Families who believe in ghosts are ostracized and treated unkindly by their neighbors. It is smart for people who might have seen ghosts to pretend like they haven’t, otherwise people will stop believing anything they say. Therefore, I stress again that I do not believe in ghosts.
And I have not seen one with red eyes.
Another question people ask is if the ‘Valley of the Shades of Death’ is real.
I should hope so, as I am sitting in the valley as I type. I suppose if we discovered the valley today, we would shorten its name with a clever acronym, like ‘VOSD’, or some such thing that would be easy to text. But the valley was here long before text messaging, and the name was shortened to something else you might have heard.

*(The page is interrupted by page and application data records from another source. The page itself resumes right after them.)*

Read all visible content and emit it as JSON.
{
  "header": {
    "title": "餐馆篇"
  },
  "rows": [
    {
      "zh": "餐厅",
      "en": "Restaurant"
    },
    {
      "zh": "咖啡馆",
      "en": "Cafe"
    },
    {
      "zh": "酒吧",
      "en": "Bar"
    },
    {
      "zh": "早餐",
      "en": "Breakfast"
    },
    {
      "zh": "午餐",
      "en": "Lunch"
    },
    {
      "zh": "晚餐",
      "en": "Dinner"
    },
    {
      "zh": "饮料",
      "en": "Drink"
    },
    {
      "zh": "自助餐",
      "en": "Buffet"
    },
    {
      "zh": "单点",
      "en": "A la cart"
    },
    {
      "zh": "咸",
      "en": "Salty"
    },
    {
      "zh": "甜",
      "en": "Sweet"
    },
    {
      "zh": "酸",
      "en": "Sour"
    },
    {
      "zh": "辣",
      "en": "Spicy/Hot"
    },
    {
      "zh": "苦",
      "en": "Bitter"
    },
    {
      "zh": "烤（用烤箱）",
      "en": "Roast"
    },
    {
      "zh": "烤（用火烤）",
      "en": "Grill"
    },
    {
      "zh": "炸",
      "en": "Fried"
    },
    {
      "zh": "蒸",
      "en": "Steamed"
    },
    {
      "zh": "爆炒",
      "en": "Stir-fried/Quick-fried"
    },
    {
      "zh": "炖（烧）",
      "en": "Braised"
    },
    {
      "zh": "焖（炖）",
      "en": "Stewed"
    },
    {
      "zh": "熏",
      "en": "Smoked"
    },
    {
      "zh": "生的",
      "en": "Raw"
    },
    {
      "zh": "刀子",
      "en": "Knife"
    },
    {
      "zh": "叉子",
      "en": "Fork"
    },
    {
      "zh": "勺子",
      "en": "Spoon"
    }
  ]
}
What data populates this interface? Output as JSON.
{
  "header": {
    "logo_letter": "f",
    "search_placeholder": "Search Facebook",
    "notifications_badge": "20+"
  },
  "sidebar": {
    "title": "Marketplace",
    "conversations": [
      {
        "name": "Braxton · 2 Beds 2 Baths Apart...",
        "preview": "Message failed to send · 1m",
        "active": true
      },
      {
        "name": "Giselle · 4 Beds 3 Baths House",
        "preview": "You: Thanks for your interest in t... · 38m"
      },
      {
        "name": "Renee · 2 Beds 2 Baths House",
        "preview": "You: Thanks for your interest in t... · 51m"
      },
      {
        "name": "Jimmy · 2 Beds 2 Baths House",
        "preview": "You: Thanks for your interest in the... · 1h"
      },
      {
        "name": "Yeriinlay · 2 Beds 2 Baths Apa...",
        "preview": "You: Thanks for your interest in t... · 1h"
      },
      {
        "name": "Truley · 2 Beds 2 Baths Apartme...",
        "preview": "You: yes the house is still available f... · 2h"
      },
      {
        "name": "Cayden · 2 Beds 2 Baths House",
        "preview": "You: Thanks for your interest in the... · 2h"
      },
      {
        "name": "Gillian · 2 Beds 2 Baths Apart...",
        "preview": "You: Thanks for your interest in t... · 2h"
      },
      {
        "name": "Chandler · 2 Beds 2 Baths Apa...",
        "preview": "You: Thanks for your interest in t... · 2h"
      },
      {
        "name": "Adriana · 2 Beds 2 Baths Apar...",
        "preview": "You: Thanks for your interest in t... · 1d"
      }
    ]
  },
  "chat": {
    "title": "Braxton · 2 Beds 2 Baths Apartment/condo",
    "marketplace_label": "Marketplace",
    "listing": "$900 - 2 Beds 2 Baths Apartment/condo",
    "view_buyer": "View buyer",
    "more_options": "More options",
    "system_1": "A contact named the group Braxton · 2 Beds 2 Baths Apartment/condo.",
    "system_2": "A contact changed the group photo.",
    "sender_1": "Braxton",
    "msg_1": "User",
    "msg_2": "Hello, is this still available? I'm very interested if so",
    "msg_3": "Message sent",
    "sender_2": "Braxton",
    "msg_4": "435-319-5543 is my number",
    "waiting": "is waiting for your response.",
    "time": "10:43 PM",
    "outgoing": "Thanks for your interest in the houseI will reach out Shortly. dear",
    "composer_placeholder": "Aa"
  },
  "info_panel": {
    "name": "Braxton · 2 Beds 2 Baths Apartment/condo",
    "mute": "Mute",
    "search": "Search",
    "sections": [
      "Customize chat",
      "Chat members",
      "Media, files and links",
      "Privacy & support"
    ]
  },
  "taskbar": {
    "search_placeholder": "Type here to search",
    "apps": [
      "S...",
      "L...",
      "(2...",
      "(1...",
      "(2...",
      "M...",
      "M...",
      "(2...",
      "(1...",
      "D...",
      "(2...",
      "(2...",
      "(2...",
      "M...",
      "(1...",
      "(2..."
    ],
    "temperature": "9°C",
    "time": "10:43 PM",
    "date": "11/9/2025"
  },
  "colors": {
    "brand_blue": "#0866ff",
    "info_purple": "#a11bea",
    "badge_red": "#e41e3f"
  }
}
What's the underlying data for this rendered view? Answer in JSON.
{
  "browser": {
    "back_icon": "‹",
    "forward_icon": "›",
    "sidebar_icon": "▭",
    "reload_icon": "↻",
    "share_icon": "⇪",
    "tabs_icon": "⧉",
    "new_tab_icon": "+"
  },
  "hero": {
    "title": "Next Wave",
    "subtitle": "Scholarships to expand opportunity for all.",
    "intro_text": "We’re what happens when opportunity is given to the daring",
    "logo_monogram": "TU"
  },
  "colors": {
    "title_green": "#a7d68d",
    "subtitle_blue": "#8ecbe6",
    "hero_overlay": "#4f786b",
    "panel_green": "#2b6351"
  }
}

“How much of The Ghosts of Ross Bridge is real?” is the most troublesome question I am asked. The problem is that folks rarely accept my answers without proof, but providing proof is a more difficult undertaking than one would think.
Take, for example, the popular spot on Shades Mountain known as Lover’s Leap–previously known as Sunset Rock. One fellow demanded an explanation from me as to why the name was changed.
I was unaware that penning a book came with the responsibility of proving the glaringly evident to every sourpuss in the county. It seems to me that anyone with common sense could figure out the name changed after a heartbroken woman jumped off the rock.
I’ve finally come to the conclusion that some people like to argue, and no matter how I answer they will retort with more questions. Like: “What is real?”, “Why is anything called anything?”, “Were you a butterfly dreaming you’re a person, or a person dreaming you’re a butterfly”, “Why is there something instead of nothing?”, and “Where does it all come from?”
It’s a wonder people can get anything done for all the debating going on.
Now I understand why lengthy legal disclaimers are at the bottom of every advertisement. Heaven forbid I find myself in court, with some prosecuting attorney demanding proof of the historical contents in this book. It would be impossible to deliver since the Yankees burned virtually everything around here that isn’t made of stone. I could be left debating ‘what is real’ with a sourpuss attorney, and that doesn’t sound like much fun at all.
I don’t want that kind of responsibility. Therefore, I now proclaim that this book is fiction, and any attempts to make more than that will be at your own risk. Real people’s names are in the book, but no claims are made that these characters accurately represent their real-life counterparts, particularly with the surnames Ross, Spencer, Brock, and Coward.
The sourpusses are asking the wrong questions, anyway. They should be asking: “Why did a family suddenly pick up and move to Nebraska?”, or “Why do the lights in the pedestrian tunnel turn on and off by themselves?”, or “What are the flocks of blackbirds following?” It seems to me these are of more immediate concern than dreaming butterflies.
If this book captures your imagination so that you wish to learn more about our history, then I shall be deeply flattered, and consider this book a success.
As for the question of how much of The Ghosts of Ross Bridge is real, I will leave that up to you to decide. Please remember that not all learning comes from books and many truths are matters of faith.
To the sourpusses of the world who challenge this assertion, Mr. Sherman Rootworker would say, “Just because I can’t prove it is, don’t mean that it ain’t.”
And Mr. Sherman is a very wise man.
Shades Valley, Alabama